When learning about history as a student, I often wondered what it was like to live in the most tumultuous times. Did people realize what was happening around them? And more importantly, why didn’t they do anything to stop the worst in human behavior? After recently learning about a woman named Pauline Binam, I’ve come to realize I am living through one of those times and lament my own ignorance and inaction.
Binam is an immigrant who was being held at a detention center in the South Georgia town of Ocilla. According to NPR, the 30-year-old was seeking treatment for an irregular menstrual cycle. After what she thought would be a routine procedure to remove tissue from her uterus for that condition, doctors informed Binam they also removed one of her fallopian tubes without her consent, the result of which may be an inability to have children.
Afterward, in a scene you would normally see in an action movie, Binam was nearly deported to Cameroon. While she was standing on the tarmac awaiting departure, members of Congress intervened and put a stop to her travel. Democratic Representative Pramila Jayapal said it felt like ICE was trying to rush through Binam’s deportation.
Apparently Binam is not the only one to experience this. Many other immigrant women say they’ve been subjected to unwanted hysterectomies and other gynecological procedures at that same facility in our state. More than 170 lawmakers have now signed a letter calling for an investigation into these women’s stories, including one from a whistleblowing nurse at the facility. ICE, however, denies all these claims.
Allow me to emphasize this again: women of color are being sterilized without their consent while being detained because of the color of their skin. Atrocities such as these committed on fellow human beings is not something of the past. This is not a story from Europe during World War II or syphilis experiments last century in Alabama. This is happening now, in our own backyard.

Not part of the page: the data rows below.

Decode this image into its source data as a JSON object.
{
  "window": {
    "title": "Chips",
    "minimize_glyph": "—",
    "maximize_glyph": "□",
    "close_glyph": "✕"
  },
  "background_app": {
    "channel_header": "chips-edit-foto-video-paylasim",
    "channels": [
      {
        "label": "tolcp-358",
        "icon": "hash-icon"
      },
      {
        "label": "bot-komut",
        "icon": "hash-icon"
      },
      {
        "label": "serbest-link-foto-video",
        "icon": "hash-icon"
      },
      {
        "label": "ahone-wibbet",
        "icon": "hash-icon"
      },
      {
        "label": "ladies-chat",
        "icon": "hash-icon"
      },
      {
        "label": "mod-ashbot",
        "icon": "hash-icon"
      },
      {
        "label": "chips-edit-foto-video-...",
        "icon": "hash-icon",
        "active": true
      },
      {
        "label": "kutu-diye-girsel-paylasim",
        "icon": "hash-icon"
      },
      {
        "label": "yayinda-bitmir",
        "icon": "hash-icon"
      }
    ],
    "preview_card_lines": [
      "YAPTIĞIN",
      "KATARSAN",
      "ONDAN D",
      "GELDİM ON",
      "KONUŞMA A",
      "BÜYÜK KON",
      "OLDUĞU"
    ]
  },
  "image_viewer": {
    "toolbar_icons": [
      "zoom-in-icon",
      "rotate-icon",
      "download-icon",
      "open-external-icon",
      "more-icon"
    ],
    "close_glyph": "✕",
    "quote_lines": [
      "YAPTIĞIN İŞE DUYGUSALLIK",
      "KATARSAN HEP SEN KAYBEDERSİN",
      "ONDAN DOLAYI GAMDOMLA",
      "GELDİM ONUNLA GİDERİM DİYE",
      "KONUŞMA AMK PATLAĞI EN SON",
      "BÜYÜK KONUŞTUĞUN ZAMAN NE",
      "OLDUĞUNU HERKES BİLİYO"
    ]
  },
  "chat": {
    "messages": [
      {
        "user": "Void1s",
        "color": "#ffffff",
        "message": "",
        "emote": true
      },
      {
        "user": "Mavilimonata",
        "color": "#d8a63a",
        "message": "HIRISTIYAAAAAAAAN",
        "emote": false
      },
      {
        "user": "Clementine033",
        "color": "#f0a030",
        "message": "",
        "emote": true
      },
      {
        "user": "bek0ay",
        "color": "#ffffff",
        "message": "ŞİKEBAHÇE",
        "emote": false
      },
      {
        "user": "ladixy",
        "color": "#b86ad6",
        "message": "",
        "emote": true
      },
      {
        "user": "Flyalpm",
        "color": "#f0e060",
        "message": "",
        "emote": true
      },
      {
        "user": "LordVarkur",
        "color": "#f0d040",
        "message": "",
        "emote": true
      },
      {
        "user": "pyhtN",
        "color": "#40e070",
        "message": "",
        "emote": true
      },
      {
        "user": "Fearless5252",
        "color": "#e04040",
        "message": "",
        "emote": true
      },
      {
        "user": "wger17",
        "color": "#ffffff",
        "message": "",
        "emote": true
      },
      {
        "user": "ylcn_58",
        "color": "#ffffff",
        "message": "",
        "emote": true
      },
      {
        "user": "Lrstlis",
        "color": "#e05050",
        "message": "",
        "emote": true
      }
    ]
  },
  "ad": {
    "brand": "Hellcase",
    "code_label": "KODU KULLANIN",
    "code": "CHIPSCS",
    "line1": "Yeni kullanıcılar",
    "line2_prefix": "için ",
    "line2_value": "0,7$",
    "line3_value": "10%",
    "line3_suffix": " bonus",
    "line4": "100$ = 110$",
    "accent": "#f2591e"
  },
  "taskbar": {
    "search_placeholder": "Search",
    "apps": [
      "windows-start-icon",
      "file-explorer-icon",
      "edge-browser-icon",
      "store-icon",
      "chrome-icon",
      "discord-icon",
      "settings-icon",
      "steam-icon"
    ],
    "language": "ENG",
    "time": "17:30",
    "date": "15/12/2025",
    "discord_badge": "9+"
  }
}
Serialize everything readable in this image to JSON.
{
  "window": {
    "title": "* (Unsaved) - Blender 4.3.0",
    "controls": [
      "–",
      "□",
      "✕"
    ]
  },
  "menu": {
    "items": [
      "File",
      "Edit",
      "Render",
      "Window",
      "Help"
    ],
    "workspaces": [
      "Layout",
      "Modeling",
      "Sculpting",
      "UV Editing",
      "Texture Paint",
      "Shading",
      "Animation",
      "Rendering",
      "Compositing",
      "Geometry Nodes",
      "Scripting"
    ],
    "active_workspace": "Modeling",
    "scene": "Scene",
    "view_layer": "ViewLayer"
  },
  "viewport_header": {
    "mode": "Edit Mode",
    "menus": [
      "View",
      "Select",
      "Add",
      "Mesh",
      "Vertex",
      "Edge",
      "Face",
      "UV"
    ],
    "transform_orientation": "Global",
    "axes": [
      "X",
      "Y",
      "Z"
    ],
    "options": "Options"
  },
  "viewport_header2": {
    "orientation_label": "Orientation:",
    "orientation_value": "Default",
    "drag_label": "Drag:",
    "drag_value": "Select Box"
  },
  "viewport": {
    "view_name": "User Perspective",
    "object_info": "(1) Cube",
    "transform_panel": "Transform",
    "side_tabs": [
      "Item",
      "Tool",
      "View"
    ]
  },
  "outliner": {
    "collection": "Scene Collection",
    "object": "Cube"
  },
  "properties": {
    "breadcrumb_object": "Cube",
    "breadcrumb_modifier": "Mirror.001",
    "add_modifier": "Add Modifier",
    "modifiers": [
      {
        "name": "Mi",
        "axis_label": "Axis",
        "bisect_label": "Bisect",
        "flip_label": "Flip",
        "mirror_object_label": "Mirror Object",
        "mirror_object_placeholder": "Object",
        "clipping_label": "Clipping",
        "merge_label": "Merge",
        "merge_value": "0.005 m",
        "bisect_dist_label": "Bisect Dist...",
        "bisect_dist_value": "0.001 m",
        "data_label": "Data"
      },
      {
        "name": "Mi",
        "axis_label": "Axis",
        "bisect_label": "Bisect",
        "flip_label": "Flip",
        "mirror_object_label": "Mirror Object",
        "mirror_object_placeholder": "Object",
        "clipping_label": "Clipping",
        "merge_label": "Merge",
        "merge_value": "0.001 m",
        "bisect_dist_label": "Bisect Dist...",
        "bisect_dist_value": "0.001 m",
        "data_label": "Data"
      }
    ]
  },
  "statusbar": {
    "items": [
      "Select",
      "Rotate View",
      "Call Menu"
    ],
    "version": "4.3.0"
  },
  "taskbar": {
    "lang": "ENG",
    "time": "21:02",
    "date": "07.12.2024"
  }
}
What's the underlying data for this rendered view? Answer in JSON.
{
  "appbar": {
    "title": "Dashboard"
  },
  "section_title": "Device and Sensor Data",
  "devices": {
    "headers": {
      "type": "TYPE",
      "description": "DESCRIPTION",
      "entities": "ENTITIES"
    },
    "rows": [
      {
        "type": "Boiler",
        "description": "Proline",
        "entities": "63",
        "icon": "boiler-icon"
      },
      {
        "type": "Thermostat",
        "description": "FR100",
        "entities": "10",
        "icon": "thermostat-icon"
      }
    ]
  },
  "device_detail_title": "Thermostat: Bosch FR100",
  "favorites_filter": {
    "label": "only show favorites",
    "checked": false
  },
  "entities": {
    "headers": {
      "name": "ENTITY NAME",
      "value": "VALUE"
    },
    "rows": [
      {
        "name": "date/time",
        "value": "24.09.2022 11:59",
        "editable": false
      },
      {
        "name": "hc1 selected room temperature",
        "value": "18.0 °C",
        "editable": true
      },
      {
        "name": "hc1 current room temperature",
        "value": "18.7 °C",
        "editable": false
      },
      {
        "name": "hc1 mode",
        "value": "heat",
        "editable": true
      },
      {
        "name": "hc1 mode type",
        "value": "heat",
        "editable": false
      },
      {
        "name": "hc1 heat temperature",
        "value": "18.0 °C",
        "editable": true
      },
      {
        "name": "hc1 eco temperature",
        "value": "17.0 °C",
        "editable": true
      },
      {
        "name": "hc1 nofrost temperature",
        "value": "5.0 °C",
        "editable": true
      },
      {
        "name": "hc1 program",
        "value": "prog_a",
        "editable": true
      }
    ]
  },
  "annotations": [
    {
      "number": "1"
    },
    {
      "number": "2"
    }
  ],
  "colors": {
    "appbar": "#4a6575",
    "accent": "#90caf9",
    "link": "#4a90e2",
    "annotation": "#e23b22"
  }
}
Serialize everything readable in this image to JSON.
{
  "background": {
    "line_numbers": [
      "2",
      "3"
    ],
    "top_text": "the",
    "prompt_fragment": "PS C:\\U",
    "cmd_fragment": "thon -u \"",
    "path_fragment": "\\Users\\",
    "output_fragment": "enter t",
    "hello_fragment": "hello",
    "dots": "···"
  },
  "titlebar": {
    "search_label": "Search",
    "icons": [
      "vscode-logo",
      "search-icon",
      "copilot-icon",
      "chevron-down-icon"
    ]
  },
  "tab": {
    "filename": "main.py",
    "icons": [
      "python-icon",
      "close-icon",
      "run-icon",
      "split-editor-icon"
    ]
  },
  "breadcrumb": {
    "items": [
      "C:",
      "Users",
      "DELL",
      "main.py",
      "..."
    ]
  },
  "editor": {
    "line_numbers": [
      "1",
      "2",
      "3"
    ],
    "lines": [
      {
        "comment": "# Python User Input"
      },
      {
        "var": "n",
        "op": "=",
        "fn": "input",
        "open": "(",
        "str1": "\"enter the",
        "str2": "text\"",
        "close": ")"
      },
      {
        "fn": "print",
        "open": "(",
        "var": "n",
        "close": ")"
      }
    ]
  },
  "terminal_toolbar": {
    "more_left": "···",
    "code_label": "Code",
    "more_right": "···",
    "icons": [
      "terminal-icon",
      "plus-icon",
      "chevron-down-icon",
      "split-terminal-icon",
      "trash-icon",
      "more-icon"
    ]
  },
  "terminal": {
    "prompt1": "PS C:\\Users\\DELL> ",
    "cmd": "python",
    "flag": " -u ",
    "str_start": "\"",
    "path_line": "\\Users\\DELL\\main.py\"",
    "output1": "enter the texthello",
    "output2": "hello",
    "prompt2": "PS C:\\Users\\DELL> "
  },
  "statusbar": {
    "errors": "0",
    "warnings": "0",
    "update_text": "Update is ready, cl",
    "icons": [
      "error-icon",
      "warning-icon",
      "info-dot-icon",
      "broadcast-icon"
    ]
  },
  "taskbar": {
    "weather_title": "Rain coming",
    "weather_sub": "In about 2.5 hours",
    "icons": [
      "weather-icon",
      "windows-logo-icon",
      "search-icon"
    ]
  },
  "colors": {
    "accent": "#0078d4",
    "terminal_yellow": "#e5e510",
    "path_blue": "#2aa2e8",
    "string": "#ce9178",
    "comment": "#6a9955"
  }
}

I’ve argued for many years that history is the most important subject offered in school because it gives an exact blueprint of what results come from which actions. Depictions of both successes and mistakes are at our fingertips, yet we groan at having to memorize dates and argue that it’s a waste of time to learn about dead people. And as a result, we repeat the same behaviors that should have been left in our textbooks.
However, I’m learning another subject from our youth is in dire need of the spotlight. A friend recently sent me a video of a young man, outlining the structure of our government to others in an effort to motivate them to vote. The simple explanation of what each branch is responsible for was shocking to me as this too was explained in Civics class. Yet the friend who sent it confessed she needed to brush up on the topic herself. I said I hope she finds this country a great machine, but that we have to pay better attention to its maintenance. That way I have an answer for my son and his children when they ask if I realized what was happening around me now, and why I didn’t’t do anything to stop the worst in human behavior.